Action item: Among the entries, which lines carry the string "JSON"? Copy each of them.

——

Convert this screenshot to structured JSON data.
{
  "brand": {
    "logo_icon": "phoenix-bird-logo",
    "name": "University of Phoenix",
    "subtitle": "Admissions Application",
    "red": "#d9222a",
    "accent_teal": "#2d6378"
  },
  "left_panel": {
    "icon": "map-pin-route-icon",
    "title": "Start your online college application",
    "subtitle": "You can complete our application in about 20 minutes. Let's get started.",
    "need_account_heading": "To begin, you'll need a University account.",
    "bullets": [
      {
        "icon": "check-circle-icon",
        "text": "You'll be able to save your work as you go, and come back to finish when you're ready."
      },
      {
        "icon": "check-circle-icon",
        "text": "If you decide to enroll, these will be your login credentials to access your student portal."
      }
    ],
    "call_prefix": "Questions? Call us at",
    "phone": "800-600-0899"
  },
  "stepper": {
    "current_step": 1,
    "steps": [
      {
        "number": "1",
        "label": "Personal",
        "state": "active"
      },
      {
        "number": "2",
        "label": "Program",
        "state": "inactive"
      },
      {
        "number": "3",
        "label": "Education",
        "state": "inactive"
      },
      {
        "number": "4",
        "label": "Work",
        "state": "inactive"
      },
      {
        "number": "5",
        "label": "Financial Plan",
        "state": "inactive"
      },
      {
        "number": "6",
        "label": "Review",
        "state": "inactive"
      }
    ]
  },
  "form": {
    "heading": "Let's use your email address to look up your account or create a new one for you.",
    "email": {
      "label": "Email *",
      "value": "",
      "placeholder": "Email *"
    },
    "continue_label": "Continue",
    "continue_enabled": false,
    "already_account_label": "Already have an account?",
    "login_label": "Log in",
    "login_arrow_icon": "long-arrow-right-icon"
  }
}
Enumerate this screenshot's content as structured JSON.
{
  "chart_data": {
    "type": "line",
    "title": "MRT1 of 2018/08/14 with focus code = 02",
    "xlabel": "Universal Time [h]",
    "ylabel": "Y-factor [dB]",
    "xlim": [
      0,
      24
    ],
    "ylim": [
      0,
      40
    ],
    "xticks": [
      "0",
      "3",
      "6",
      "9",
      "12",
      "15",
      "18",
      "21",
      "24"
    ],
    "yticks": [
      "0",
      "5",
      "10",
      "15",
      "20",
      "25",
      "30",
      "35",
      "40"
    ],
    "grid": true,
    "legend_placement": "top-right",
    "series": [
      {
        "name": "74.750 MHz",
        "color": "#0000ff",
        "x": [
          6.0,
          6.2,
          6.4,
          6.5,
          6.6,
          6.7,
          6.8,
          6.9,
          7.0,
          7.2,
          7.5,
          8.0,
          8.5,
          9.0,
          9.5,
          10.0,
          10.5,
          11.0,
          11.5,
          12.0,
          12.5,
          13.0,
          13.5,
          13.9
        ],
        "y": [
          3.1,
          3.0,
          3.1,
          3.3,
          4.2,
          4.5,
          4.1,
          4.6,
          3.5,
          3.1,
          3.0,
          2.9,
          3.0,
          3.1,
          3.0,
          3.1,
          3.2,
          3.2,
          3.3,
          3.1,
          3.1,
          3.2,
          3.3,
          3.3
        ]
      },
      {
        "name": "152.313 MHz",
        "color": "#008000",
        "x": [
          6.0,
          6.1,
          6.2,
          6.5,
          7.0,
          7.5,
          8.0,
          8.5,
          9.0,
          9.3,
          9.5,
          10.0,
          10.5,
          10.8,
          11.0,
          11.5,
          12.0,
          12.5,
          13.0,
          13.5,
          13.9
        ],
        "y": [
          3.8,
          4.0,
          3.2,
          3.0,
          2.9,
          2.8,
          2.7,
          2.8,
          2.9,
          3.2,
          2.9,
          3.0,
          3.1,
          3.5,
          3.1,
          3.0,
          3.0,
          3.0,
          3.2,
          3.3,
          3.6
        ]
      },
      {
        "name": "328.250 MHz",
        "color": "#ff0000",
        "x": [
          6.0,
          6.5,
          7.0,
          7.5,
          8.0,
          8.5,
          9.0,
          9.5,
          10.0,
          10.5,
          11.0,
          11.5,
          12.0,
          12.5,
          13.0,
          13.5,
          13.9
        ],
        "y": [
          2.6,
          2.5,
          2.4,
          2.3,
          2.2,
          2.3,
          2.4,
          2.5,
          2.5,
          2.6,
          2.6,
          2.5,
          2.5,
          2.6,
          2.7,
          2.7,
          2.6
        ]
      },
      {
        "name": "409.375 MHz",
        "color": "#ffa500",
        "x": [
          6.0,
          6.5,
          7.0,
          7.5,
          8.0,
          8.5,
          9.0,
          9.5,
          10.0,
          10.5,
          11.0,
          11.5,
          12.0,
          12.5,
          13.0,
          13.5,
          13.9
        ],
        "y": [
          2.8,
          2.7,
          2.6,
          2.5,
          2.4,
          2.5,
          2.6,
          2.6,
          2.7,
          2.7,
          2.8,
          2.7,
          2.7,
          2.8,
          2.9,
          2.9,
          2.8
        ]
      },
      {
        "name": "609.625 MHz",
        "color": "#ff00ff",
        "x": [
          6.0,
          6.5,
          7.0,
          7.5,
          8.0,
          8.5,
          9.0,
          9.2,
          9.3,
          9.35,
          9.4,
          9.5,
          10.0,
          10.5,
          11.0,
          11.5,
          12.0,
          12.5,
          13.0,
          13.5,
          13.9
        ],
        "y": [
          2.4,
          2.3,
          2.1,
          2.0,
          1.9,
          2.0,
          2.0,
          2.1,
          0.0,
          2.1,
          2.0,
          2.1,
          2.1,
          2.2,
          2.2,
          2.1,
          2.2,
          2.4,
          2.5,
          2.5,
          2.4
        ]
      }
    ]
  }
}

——

Solution:
Convert this screenshot to structured JSON data.
Enumerate this screenshot's content as structured JSON.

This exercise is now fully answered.